As I mentioned above, Mac windows scale to fit the iPad’s aspect ratio, and you can use all the controls in an app: buttons, sliders, etc. You can use a mouse or trackpad, your fingers, or an Apple Pencil, and the latter is especially useful if you want to work in detail.

There are a number of icons in the sidebar on your iPad when you use Sidecar. Here’s what they do; this is from an Apple support document about the feature:

You’ll be able to use multi-touch gestures in your Mac windows with Sidecar. For example, to scroll, you don’t just swipe with one finger, but with two. You can pinch in with three fingers to copy, and pinch out with three fingers to paste. You can undo an action by swiping left with three fingers or double tapping with three fingers.

Sidecar is a great way to extend your Mac’s display, either occasionally or frequently. Once you get the hang of working with it, you may never go back.

About Kirk McElhearn
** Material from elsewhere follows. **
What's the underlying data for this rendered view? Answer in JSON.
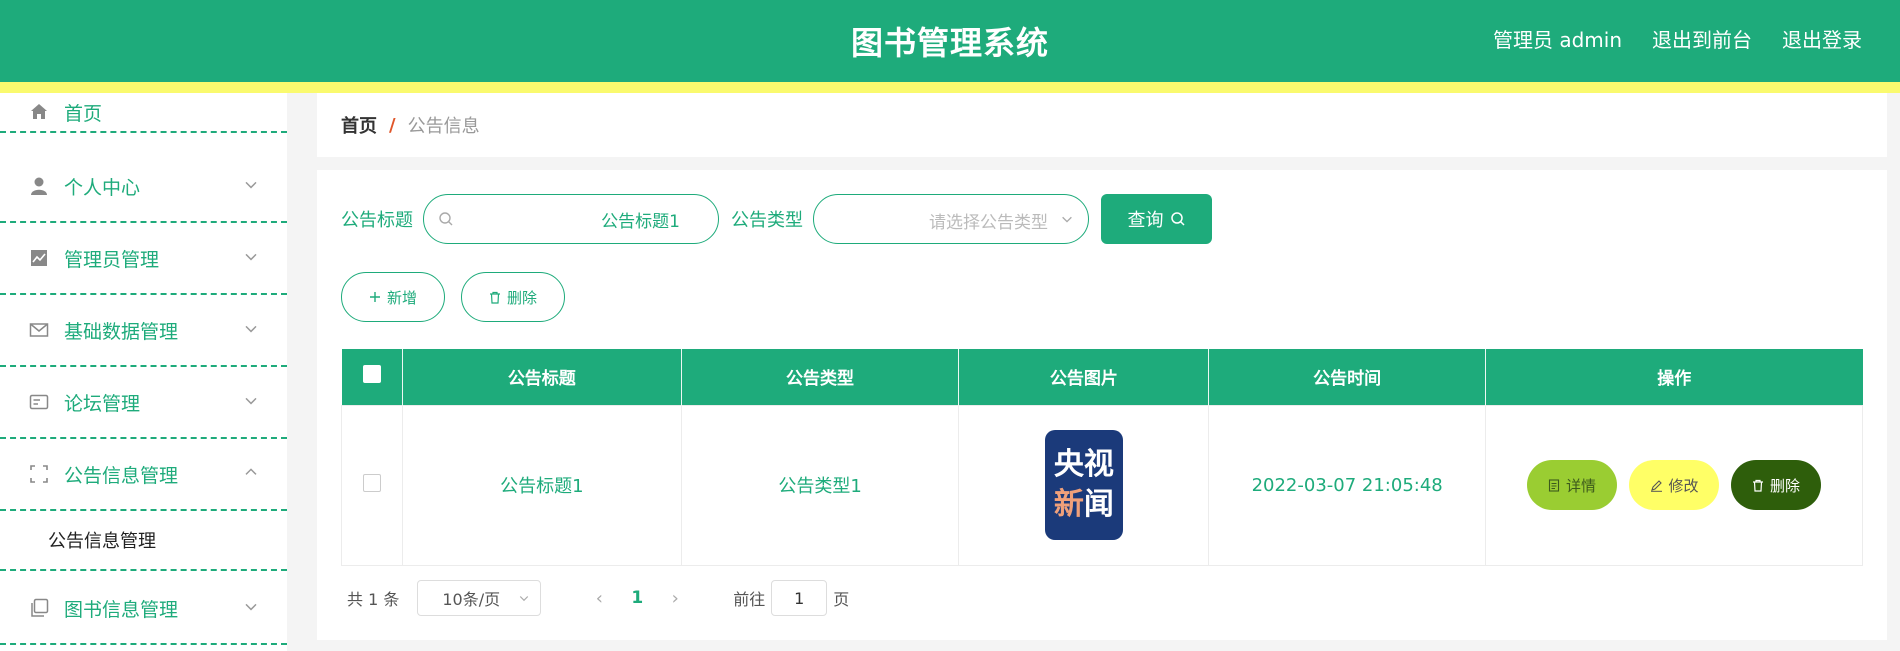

Kirk McElhearn writes about Apple products and more on his blog Kirkville. He is co-host of the Intego Mac Podcast, as well as several other podcasts, and is a regular contributor to The Mac Security Blog, TidBITS, and several other websites and publications. Kirk has written more than two dozen books, including Take Control books about Apple's media apps, Scrivener, and LaunchBar. Follow him on Twitter at @mcelhearn. View all posts by Kirk McElhearn →